He also said the reduction in water levels had led to the re-emergence of 30 percent of the hot springs, and some picnic sites, including the little fig tree can now be accessed.
Locals are hoping to reap big from tourism during the peak season from July to September, domestic and international tourists had confirmed their bookings.
“When the water receded, some of the hot springs emerged and the numbers of flamingoes also increased and we are now hosting more than 500,000 of the birds,” he said.
“Most of the picnic sites that had been rendered impassable due to flooding can now be accessed.
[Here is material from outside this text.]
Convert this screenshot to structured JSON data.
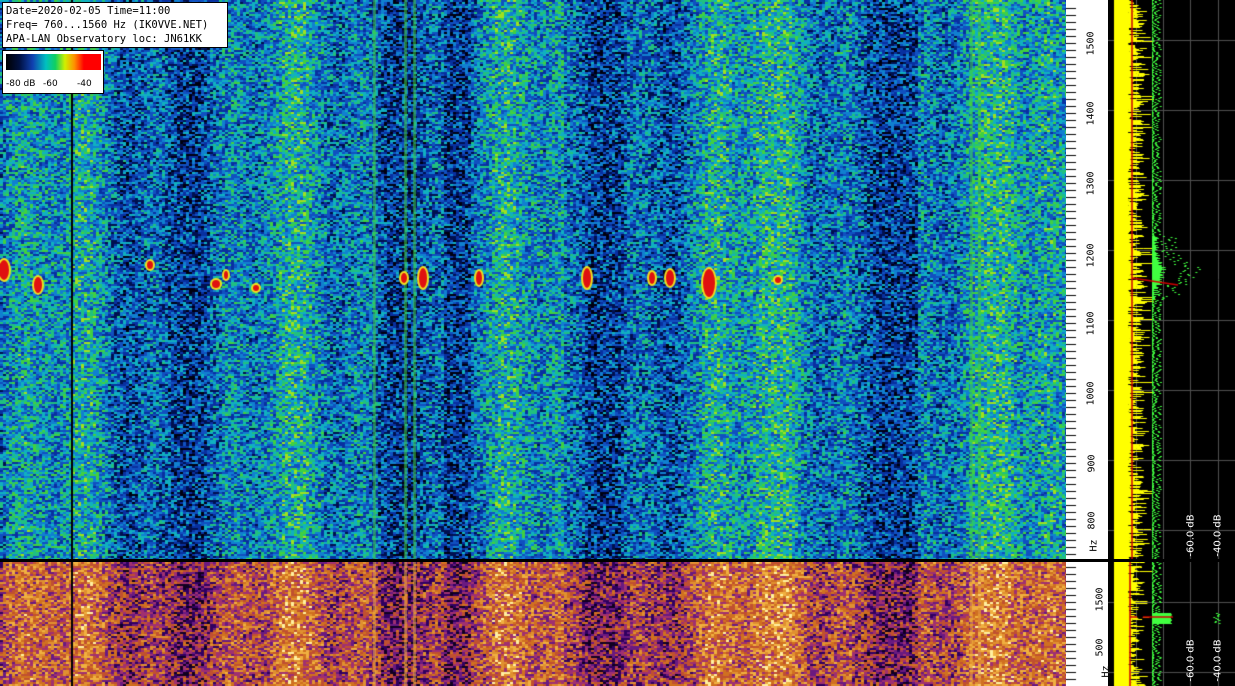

Being the peak season, we are expecting to reap big.”
Business at hotels adjacent to the world-famous reserve also expect to gain, with requests for accommodation increasing and Lake Bogoria Spa Resort the biggest beneficiary.
The national reserve is a major revenue earner for the devolved unit, generating more Sh80 million annually.
Lake Naivasha’s case
Since January, water in Lake Naivasha has decreased by 30 centimetres, according to a group that monitors the natural resource on a weekly basis.
The Lake Naivasha Water Resources Users Association chairman Enock Ole Kiminta said the current levels were at 1,890.95 metres above sea level.
He attributed the current phenomenon to depressed rainfall, with the levels expected to drop further if the rains fail.
“The amount of rainfall has been inadequate, occasioning the current phenomenon,” he said.
At the height of flooding, some of the structures on the periphery of the lake were marooned, displacing about 1,000 people.
Sanitary facilities, including pit latrines, were also submerged, with health experts warning at the time about a possible disease outbreak.
“Unfortunately, the receding levels have seen some of those displaced returning to reoccupy their houses.”
He claimed that some of the facilities’ owners who had encroached on riparian land were also reclaiming the areas.
Naivasha was among eight Rift Valley lakes alongside lakes Turkana, Logipi, Nakuru, Baringo, Bogoria, Elementaita and Magadi that saw rises in water levels.
The occurrence led to the formation of a team of experts to study the phenomenon of the increasing water levels.
The team formed in October last year comprised 42 members, divided into seven. It was tasked to come up with possible interventions.
The team was to suggest mitigation procedures, with the lakes having increased by an average of five metres.
Some of the measures included afforestation and reforestation of the degraded land area adjacent to the lakes.
A buffer zone was to be earmarked and residents moved from the buffer zone, evacuated from flood-prone area.
Ground water monitoring was also to start, as well as expanding and rehabilitating the hydrological monitoring network and bathymetric and topographic survey, among other measures.
The rising water levels in Lake Nakuru has also led to the displacement of more than 1,000 households, in Lake Naivasha more than 15,000, Lake Baringo more than 3,000 and Lake Turkana more than 300 households.
Lake Naivasha, being a freshwater lake, has PH levels of between 6 and 8, but is contaminated by point and non-point sources, leading to acidification that has seen PH levels drop to below 6.